Over recent weeks, the Welsh Government has made various changes to its COVID-19 Regulations and has published new guidance for places of worship and other specific settings. Some other organisations have also updated advice and guidance which could be useful for places of worship and community centres as they prepare, update and implement their statutory risk assessments.
The Welsh Government has published a helpful, “unofficial” version of The Health Protection (Coronavirus Restrictions) (No. 5) (Wales) Regulations 2020, as amended, showing the effect of recent changes. On August 27, Regulation 20(2)(aa) was added, meaning that it is not necessary for those attending weddings, civil partnerships or “an alternative wedding ceremony” (such as a service for the blessing of a marriage) to wear face coverings. This does NOT, however, change the situation regarding funerals or other indoor services of worship, where face coverings remain mandatory.

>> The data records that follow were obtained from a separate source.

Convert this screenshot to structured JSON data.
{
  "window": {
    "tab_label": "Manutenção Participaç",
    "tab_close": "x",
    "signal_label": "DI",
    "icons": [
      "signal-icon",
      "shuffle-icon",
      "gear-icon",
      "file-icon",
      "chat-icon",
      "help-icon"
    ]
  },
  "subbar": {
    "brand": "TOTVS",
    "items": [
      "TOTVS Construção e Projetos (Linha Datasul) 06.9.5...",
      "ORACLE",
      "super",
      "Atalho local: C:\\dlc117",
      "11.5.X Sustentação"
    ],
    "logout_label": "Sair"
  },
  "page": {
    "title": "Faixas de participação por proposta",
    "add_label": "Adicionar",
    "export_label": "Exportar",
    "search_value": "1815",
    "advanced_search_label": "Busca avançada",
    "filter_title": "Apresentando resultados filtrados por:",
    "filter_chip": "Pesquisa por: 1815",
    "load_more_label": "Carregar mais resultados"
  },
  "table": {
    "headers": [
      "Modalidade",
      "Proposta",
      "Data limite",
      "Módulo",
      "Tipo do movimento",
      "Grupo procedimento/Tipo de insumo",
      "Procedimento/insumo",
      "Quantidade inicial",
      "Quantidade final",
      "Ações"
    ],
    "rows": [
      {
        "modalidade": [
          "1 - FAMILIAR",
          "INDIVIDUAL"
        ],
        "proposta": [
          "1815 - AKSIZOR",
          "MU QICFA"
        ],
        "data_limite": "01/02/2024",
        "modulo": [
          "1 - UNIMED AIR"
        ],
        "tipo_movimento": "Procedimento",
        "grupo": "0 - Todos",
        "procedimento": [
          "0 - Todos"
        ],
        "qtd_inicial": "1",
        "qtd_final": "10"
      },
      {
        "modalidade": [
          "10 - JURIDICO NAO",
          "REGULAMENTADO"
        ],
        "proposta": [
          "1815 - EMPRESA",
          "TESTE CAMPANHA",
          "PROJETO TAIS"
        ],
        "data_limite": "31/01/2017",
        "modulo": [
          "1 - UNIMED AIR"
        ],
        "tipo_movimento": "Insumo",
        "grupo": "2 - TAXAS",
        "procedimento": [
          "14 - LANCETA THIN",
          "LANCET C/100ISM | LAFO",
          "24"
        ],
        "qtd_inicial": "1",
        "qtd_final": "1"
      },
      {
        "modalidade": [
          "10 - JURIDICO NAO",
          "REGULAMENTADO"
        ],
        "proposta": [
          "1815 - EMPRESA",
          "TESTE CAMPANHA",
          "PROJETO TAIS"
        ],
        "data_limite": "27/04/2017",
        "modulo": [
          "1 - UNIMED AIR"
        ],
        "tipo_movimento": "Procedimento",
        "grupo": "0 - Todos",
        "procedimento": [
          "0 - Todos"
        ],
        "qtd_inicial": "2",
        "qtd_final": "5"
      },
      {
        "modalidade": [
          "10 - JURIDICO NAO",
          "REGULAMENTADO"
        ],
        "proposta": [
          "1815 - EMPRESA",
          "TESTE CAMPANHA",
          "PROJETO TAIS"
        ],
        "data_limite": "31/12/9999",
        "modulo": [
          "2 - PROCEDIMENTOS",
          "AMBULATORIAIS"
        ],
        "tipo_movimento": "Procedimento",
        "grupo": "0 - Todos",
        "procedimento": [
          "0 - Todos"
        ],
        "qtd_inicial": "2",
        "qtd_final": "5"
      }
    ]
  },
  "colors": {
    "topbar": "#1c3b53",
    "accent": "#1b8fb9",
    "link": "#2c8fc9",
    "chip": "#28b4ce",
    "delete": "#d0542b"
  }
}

It has suspended the 2020 Regulations enabling the making of emergency arrangements for the disposal of the dead should numbers of deaths exceed the capacity of crematoria and cemeteries: see Coronavirus Act 2020 (Suspension: Transportation, Storage and Disposal of Dead Bodies etc) (Wales) Regulations 2021.
Welsh Government guidance (now called ‘action cards’) for retail sites, cafés, major events, visitor attractions, sports and leisure centres and children’s play areas – including facilities of these kinds provided by faith communities – is available here. Guidance for children’s and youth work and childcare is available here: Reasonable measures action cards for businesses and organisations: coronavirus.
Guidance on volunteering has also been updated, and because most tasks in places of worship and faith communities are carried out by volunteers, this guidance will be helpful to places of worship in making arrangements for keeping their volunteers safe.
Most important, on 25 August the Welsh Government published the Places of worship and funerals: potential reasonable measures action card (coronavirus). Places of worship are under a legal duty to “have regard to” this guidance in drawing up and implementing their risk assessments. It is shorter than previous versions and largely replicates the general advice given by the Welsh Government to public spaces and activities: Alert level 0: guidance for employers, businesses and organisations.
Cytûn states that the most important additional issues for places of worship are as follows:
- Singing: the guidance is as follows: Singing or chanting increases the amount of aerosol expelled into the air from people’s mouths. Reducing the amount of singing or stopping singing can help to reduce the risk of transmission. If singing or chanting takes place, other mitigations should be put in place, which could include improving ventilation, moving the activity outdoors, increasing the space between people, or having fewer people present.
- The presence at funerals of individuals who may have tested positive: – As (exceptionally) a person who has tested positive for coronavirus may attend a funeral of a family member or close friend on compassionate grounds, taking particular care in relation to any such person present – including by requiring that person to wear a face covering, maintaining strict physical distancing, reducing the length of the funeral service, ensuring good ventilation and holding as much of the funeral as possible outside.
- Cleaning: Regular cleaning and disinfection of surfaces and equipment. Allowing for breaks between service and ensuring thorough and regular cleaning, using disinfectant in high footfall areas and in high contact touchpoints such as door handles or rails.
- Where objects are touched as part of worship, clean the object between each worshipper that touched it and require worshipers to sanitise or wash their hands before and after touching the object.
- Providing hand sanitiser and encouraging regular hand washing. The Health & Safety Executive has provided guidance regarding cleaning and hand sanitising materials here.
Brief guidance is also provided about ventilation, limiting numbers in attendance, face coverings, providing information to the public, etc. The guidance should be read in full when drawing up a risk assessment. It should be noted that a number of the actions suggested (such as asking for evidence of vaccination) are suggestions to be considered, rather than Regulations.
The Welsh Government has also published downloadable bilingual signage to help fulfil the legal duty to provide such information in both languages.
[With thanks to the Revd Gethin Rhys of Cytûn.]